This is the first part of Amy and Kathleen’s conversation: you can read the second part here.
Following the success of our inaugural Poem to Poem, for our second feature in the series we invited Amy Key and Kathleen Ossip to hold a transatlantic conversation.
The first step in putting together a Poem to Poem is to find two pieces of writing that seem to speak to one another, whether through congruencies of subject matter, sensibility or ambition. Kathleen Ossip’s ‘To the Poet Who After My Reading Said “Your Poems Are Good. Eccentric, But Good.”’ begins with the speaker recalling her eighteen-year-old self’s ‘loving ideals about penises’, soon shaken by having a Parisian flasher’s thrust into her hand. Ossip comes back repeatedly to the poet’s ongoing search for the ‘ideal word’ – a phrase that seems also to contain, by way of ghosted pun, the utopian search for an ‘ideal world’. Amy Key’s ‘The Best Is Yet to Come’ takes the form of a series of visceral, glittering fragments.
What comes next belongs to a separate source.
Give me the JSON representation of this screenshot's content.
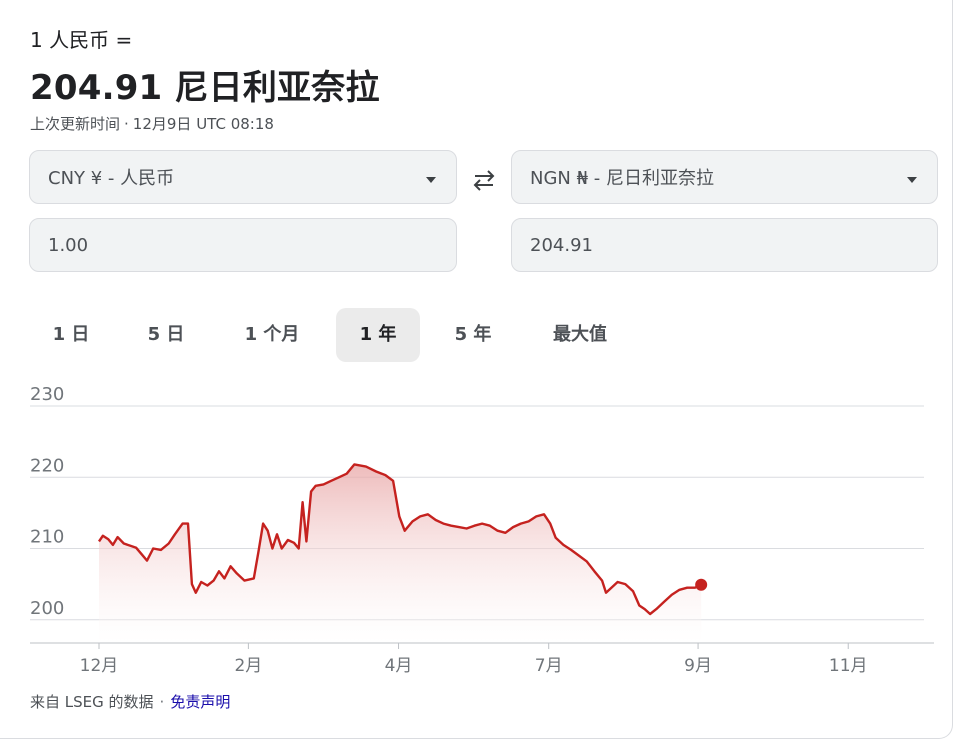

We overhear the tussle of a consciousness trying, at first, to impose order on this leaky inner discourse, before (apparently) giving in to its flow. ‘“Prone to” but not “prone”’, the poem wittily and movingly explores the ways our emotional lives relate to the body and to gender.
Kathleen and Amy exchanged messages over the summer of 2016. Their dialogue considers, from many angles, ‘the effect’, as Key puts it, ‘of society’s demands on girls and women and the bewilderment and damage that can cause.’ We begin to see how each of their poems reflects, variously, on sexism in the poetry world and beyond, ideas of consent, shame and rage as gendered experiences, and the forbiddeness of female anger. Insights emerge about their writing processes: how the ‘ghost’ of form often leads the way, how to negotiate artifice and phoniness, and how the relationship between poem and reader is often a sort of compromise. Always in sight is the biggest question: why write poems anyway?
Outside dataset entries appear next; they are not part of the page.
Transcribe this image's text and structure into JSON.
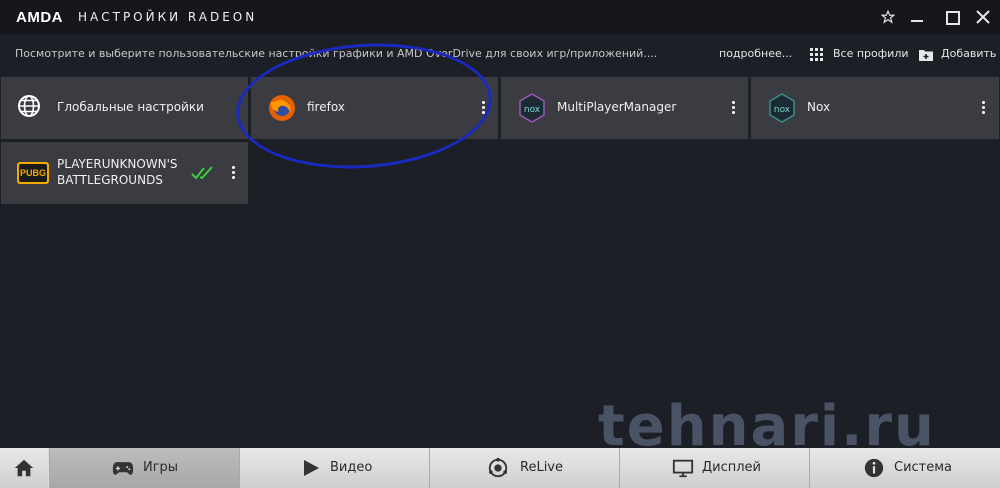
{
  "header": {
    "logo": "AMDA",
    "title": "НАСТРОЙКИ RADEON"
  },
  "subheader": {
    "hint": "Посмотрите и выберите пользовательские настройки графики и AMD OverDrive для своих игр/приложений....",
    "more_link": "подробнее...",
    "all_profiles": "Все профили",
    "add": "Добавить"
  },
  "tiles": [
    {
      "label": "Глобальные настройки"
    },
    {
      "label": "firefox"
    },
    {
      "label": "MultiPlayerManager"
    },
    {
      "label": "Nox"
    },
    {
      "label_line1": "PLAYERUNKNOWN'S",
      "label_line2": "BATTLEGROUNDS",
      "badge": "PUBG"
    }
  ],
  "nav": {
    "games": "Игры",
    "video": "Видео",
    "relive": "ReLive",
    "display": "Дисплей",
    "system": "Система"
  },
  "watermark": "tehnari.ru",
  "colors": {
    "background": "#1c1f26",
    "tile": "#3a3c42",
    "check_green": "#3ccf3c",
    "annotation_blue": "#1a2ac0"
  }
}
Amy Key’s first collection, Luxe, was published in 2013. She is also the author of two pamphlets: Instead of Stars (tall-lighthouse, 2009) and History (If A Leaf Falls Press, 2016). Her poems have appeared or are forthcoming in Poetry, The Poetry Review, New Statesman, Rough Trade Magazine, Best British Poetry 2015 and anthologies from Faber & Faber and Penguin. She co-edits online journal Poems in Which.
Kathleen Ossip is the author of The Do-Over, a New York Times Editors’ Choice; The Cold War, which was one of Publishers Weekly’s best books of 2011; The Search Engine, which was selected by Derek Walcott for the American Poetry Review/Honickman First Book Prize; and Cinephrastics, a chapbook of movie poems. Her poems have appeared in Best American Poetry, Best American Magazine Writing, the Washington Post, Paris Review, Poetry, The Believer, The New Republic, and Poetry Review. She is a 2016-2017 Radcliffe Fellow and the editor of the poetry review website SCOUT.